In Latin America there is another echo of the Osirian remembrance, recorded in the story of "La Llorona", although this has a more lurid twist than that of Frankenstein. If I remember it correctly, as the sons of my grandfather's assistant told me in Tolima, in the story of La Llorona, it was the woman's children who died after they drowned as they were dragged by the stream of the river where she was washing their clothes. In Tolima's version (there are different versions throughout South and Central America, although they all retain the essential elements), after their deaths, the woman makes a pact with the devil to be able to recover her children. According to the pact, she had to recover even the smallest bone of each of her children and thus he would bring them back to life. Years passed and the woman managed to recover all the bones except one, the little bone of the little finger of one of the baby's hands. Legend has it that, since then, the woman has wandered the world crying and screaming in anguish, asking for the bone of her baby. We must see the society in which we live today, to understand the symbolic meaning of a story in which the conscious, rational component appears evoked by a capricious demon, the feminine, subconscious by a careless woman, and its seed, creation, resulting in a kind of distressing eternal abortion. It all ads up to a collective state of mind.


Remembrance is a magical endeavor that has, as conclusion, the unavoidable act of creation. Consequently all creation is an act of remembrance of a continuous and unlimited flow of our individual and collective memory that lies latent in the depth of the subconscious underworld and in the infinity of heights, in the superconscious heavens. We can access this memory through the recognition of our lunar, feminine faculties, so repressed today at all levels of social and personal life. It is necessary to appease the uncontrolled desires of the conscious, masculine and rational "I", focus them and surrender them to her. Only by granting her absolute freedom in her magical acting, can she (embodied in Isis in the original myth) correctly recall and give us her seed, the shining new sun.
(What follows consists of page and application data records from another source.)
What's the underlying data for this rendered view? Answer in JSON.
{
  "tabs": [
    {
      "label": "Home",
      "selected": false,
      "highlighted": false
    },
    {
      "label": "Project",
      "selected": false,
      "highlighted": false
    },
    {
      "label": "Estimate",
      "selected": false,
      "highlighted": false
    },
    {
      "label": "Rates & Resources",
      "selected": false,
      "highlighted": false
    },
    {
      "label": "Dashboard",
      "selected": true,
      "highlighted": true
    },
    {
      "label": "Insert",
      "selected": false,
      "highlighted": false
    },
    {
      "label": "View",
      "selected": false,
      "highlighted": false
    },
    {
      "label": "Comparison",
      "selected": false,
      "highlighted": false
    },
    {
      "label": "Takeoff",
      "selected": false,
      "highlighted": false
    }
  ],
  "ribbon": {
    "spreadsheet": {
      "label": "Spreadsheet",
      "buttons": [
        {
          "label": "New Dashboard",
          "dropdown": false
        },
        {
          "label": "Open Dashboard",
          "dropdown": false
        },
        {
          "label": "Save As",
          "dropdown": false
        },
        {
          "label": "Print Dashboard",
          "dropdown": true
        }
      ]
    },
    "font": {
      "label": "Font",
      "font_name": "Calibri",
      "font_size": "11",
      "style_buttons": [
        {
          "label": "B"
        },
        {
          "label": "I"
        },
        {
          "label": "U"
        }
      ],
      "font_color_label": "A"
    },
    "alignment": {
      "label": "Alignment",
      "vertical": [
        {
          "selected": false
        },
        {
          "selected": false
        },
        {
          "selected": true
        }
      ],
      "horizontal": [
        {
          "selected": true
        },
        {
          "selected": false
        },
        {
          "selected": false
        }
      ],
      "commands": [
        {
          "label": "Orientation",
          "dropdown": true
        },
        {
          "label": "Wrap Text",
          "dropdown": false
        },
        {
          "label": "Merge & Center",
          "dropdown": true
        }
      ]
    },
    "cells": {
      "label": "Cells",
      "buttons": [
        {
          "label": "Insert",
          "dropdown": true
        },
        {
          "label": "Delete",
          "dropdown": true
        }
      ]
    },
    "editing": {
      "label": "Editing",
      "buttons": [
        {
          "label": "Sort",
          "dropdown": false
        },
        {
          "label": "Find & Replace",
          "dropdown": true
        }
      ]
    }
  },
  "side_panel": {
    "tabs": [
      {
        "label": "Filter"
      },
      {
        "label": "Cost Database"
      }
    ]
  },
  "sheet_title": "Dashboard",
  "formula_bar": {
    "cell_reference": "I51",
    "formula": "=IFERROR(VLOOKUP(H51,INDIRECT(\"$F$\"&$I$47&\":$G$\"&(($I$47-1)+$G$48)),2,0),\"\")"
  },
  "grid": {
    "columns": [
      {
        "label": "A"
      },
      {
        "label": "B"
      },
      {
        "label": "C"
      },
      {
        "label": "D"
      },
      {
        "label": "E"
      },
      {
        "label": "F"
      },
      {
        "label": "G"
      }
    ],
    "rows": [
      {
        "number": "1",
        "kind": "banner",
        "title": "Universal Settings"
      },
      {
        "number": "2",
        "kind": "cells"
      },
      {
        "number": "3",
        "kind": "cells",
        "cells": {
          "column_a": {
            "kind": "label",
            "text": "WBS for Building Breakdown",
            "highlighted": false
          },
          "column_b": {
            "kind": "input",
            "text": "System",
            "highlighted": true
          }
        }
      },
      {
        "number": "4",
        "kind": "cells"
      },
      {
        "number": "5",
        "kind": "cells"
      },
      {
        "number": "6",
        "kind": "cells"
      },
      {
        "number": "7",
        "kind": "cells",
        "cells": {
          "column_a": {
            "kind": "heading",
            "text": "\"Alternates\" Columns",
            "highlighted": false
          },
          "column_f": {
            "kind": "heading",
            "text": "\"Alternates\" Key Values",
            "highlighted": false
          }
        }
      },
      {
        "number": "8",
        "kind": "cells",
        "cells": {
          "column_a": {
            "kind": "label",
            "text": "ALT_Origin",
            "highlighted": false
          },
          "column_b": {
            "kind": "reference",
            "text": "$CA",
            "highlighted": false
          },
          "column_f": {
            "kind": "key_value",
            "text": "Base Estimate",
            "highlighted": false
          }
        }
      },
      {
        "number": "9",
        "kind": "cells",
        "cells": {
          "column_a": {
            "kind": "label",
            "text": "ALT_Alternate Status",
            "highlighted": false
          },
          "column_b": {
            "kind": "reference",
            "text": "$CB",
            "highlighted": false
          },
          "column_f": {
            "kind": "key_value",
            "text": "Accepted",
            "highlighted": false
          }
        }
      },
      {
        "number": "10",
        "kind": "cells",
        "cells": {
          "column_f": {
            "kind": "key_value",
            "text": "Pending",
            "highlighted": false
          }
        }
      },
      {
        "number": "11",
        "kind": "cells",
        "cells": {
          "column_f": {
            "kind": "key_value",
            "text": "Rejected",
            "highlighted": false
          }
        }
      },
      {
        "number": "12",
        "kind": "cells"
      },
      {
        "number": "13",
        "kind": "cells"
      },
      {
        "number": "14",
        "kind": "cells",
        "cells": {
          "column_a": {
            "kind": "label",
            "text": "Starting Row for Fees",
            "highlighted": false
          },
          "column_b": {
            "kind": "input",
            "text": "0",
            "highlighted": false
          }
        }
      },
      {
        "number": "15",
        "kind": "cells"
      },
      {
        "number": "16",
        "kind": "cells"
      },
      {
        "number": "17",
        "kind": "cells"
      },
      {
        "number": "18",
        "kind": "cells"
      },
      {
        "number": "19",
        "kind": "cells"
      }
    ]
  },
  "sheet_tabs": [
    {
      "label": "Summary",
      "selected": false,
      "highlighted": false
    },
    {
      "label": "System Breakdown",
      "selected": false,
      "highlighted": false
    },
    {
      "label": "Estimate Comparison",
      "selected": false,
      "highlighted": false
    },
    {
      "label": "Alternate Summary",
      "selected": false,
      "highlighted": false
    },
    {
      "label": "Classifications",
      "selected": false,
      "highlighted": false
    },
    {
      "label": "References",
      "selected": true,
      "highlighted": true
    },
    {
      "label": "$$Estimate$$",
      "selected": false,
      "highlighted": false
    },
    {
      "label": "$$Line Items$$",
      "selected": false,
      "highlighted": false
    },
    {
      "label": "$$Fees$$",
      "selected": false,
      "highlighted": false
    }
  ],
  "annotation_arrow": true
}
[1] The name by which we know Frankenstein the monster today, was not originally given by Shelley in the novel, in fact, in the novel he didn't have a name.